These European influences began with the Arab conquest of Sicily in the 9th century, during which the Sicilian-Arabic dialect was brought to Malta. The language continued to evolve under subsequent rulers, such as the Normans, the Aragonese, and the Knights of St. John, who all left their linguistic marks on Maltese.
Maltese in the Roman Alphabet
Unlike other Semitic languages that typically use their own writing systems, such as Arabic or Hebrew scripts, Maltese is written in the Latin alphabet, with some additional letters to represent peculiar Maltese sounds. This characteristic can be traced back to the influence of French, Italian, and other Latin-based languages.
The Maltese alphabet consists of 30 letters, including specific adaptations like ċ, ġ, għ, ħ, and ż, which help represent the unique phonetic qualities of the language.
Maltese as an Official European Union Language

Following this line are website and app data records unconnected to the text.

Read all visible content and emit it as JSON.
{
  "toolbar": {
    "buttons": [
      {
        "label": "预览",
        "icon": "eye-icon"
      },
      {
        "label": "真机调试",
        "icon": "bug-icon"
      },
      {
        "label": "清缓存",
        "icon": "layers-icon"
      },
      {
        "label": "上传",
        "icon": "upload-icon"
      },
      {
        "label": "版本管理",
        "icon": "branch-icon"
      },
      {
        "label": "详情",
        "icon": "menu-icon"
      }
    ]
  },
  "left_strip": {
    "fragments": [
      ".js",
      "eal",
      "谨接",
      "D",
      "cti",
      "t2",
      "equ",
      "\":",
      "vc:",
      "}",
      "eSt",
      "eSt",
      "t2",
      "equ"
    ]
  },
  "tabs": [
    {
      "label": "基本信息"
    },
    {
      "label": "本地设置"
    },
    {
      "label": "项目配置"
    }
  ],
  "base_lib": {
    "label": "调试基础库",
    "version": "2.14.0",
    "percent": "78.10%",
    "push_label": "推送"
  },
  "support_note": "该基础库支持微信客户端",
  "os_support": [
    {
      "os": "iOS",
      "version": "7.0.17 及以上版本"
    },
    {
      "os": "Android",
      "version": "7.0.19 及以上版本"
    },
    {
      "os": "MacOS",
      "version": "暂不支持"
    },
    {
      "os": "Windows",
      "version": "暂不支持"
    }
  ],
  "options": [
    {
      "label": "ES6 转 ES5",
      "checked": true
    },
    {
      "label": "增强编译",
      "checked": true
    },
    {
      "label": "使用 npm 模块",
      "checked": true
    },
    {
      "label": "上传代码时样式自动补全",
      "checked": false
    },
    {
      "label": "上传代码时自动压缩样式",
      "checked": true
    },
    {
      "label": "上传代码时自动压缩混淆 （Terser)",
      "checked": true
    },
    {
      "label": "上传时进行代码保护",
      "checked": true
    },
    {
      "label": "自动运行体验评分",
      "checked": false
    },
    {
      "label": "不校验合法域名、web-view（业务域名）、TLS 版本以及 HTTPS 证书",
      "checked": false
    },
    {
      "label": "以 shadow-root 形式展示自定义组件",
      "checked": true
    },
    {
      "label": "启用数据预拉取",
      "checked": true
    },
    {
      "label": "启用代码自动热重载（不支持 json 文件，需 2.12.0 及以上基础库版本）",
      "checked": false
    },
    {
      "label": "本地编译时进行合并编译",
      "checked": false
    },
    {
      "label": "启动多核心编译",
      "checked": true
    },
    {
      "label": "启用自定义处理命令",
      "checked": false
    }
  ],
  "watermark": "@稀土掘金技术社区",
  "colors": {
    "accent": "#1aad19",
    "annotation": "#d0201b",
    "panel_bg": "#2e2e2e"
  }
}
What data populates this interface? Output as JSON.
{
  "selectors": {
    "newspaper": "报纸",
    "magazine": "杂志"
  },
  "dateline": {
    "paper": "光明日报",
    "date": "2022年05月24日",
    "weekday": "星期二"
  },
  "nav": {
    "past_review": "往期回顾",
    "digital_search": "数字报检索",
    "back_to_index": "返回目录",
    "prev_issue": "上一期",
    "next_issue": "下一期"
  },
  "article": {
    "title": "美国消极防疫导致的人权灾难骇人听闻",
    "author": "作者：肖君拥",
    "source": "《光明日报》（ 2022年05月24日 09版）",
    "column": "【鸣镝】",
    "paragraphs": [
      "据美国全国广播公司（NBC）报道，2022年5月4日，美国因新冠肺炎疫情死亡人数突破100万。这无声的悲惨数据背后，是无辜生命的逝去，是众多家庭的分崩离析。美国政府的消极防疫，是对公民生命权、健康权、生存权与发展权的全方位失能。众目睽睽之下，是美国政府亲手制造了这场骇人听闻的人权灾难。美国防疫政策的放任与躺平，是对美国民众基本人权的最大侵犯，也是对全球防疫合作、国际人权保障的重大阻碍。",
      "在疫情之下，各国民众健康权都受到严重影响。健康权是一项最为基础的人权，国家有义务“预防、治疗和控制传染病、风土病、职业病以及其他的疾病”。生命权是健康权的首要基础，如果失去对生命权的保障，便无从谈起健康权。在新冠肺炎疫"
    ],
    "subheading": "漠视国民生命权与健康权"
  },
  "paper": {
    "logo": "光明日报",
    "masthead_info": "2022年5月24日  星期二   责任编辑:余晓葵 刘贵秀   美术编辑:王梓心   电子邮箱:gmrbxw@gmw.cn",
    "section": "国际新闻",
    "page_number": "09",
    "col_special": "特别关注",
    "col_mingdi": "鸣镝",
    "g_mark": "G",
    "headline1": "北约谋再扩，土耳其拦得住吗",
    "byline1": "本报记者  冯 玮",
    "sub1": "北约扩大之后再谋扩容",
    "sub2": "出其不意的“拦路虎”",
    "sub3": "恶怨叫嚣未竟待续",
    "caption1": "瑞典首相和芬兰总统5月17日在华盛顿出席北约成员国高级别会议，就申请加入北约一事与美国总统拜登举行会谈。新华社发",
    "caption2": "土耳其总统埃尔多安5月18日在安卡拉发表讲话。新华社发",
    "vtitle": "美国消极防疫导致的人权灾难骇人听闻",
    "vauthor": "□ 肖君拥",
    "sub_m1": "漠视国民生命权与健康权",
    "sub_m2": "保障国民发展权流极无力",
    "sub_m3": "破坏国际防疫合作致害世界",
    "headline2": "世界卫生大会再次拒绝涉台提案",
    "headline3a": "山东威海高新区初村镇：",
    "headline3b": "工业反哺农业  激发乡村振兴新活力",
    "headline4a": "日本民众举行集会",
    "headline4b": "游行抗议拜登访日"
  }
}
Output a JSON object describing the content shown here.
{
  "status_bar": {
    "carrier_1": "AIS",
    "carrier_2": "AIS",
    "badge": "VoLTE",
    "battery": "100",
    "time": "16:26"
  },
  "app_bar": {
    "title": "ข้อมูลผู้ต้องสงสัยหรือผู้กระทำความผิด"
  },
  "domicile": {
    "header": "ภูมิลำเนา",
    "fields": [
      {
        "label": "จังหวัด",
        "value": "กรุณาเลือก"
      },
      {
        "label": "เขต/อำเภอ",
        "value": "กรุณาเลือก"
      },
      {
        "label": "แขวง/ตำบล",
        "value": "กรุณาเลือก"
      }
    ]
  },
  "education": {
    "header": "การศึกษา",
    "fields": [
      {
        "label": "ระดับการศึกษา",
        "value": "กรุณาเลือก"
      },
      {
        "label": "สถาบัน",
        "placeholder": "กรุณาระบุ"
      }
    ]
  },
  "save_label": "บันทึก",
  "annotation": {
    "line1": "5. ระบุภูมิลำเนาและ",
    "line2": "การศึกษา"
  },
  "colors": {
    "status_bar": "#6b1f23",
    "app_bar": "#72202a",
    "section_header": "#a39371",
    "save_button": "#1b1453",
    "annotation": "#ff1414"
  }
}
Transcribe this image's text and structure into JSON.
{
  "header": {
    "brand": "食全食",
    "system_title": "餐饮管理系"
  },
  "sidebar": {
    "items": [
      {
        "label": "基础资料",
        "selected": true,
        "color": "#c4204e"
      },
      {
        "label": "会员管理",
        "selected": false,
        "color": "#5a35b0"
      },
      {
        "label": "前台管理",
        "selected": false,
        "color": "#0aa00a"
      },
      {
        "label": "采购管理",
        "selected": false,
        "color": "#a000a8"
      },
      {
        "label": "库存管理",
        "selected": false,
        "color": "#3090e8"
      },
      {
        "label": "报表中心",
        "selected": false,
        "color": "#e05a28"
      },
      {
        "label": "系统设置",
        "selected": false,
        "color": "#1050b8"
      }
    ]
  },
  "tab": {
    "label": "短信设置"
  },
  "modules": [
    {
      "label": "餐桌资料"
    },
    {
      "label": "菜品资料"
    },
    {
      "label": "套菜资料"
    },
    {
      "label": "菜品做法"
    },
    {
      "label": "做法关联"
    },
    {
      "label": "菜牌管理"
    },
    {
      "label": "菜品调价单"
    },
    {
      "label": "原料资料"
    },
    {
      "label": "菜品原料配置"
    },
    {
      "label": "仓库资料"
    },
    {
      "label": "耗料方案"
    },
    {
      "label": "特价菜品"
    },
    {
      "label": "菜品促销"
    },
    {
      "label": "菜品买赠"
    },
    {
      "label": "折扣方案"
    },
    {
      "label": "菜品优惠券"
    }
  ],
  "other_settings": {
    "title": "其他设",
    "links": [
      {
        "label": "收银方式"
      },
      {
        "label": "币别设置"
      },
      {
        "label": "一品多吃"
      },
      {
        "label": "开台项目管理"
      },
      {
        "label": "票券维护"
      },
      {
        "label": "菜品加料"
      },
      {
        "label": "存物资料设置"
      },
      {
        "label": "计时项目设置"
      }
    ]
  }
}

Maltese stands out among other Semitic languages due to its official status within the European Union (EU). When Malta joined the EU in 2004, Maltese became one of the official languages, thus gaining a unique position as the only Semitic language with official status at the EU level.
With its combination of linguistic influences, the use of the Latin alphabet, and its official status within the European Union, the Maltese language is a captivating example of the complex and diverse nature of human languages. Maltese offers linguistic enthusiasts and scholars alike a fascinating case study of how cultures and people can come together to create a truly unique linguistic experience.